**References**

Boyer, Carl B. 1945. Fermat's Integration of *x*^{n}. *National Mathematics Magazine* 20:29–32.

Fermat, Pierre de. 1679. De aequationum localium transmutatione, & emendatione, ad multimodam curvilineorum inter se vel cum rectilineis comparationem, cui annectitur proportionis geometricae in quadrandis infinitis parabolis et hyperbolis usus. In *Varia opera mathematica D. Petri de Fermat*, 44–57. Toulouse: Johannes Pech.

Mahoney, Michael S. 1994. *The Mathematical Career of Pierre de Fermat, 1601*–*1665*. Princeton: Princeton University Press.

Rickey, V. Frederick. 2023, May. Historical Notes for the Calculus Classroom: Fermat’s Integration of Powers. *Convergence*.

Shell-Gellasch, Amy. 2011. Integration à la Fermat. In *Mathematical Time Capsules: Historical Modules for the Mathematics Classroom*, edited by Amy Shell-Gellasch and Dick Jardine, MAA Notes, 77:111–116. Washington, DC: Mathematical Association of America.

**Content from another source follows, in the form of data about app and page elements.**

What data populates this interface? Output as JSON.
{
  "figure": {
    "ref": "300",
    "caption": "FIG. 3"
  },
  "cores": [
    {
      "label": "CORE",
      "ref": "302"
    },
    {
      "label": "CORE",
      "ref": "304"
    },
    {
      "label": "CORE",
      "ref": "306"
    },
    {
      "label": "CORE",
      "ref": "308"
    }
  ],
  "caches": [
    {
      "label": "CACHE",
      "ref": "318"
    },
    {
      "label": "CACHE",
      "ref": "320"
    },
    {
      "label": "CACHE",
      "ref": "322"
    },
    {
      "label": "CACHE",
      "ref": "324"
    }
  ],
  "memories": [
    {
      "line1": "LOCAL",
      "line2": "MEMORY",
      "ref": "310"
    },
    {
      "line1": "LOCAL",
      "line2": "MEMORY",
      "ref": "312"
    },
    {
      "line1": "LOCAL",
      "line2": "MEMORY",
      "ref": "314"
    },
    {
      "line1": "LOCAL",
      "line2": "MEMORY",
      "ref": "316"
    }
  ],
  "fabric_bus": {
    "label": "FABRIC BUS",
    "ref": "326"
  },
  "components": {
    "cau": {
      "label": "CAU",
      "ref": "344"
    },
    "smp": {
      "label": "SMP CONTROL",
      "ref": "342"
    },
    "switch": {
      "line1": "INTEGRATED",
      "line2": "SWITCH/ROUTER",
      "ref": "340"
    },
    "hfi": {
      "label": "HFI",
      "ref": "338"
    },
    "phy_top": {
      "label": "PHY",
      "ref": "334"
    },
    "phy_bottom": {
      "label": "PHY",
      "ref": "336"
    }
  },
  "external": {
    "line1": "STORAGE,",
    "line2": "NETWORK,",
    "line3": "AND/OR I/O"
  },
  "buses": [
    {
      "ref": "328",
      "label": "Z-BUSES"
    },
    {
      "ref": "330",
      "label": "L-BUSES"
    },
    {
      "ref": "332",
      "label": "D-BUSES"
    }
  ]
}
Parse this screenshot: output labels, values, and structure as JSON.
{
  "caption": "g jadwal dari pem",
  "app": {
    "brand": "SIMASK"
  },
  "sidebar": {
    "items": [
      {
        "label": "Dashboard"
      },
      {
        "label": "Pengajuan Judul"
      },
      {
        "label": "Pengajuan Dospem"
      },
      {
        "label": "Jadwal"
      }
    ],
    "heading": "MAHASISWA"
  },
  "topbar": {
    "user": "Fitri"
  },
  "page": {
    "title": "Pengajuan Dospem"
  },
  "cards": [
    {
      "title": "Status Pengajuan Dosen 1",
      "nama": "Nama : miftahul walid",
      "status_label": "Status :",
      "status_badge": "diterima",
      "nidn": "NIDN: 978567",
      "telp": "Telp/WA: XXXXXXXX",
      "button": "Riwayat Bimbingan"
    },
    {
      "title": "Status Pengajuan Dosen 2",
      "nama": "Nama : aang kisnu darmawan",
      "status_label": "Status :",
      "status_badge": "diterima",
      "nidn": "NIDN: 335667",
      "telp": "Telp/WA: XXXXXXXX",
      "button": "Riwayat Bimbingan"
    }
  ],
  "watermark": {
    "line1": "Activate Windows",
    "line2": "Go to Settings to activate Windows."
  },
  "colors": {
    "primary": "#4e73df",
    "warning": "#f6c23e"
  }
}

[1] As was not unusual for 17th-century works, the full title is quite long: “De aequationum localium transmutatione, & emendatione, ad multimodam curvilineorum inter se vel cum rectilineis comparationem, cui annectitur proportionis geometricae in quadrandis infinitis parabolis et hyperbolis usus,” which Mahoney translates as “On the transformation and alteration of local equations, for the purpose of variously comparing curvilinear figures among themselves or to rectilinear figures, to which is attached the use of geometric proportions in squaring an infinite number of parabolas and hyperbolas” [Mahoney 1994, p. 245].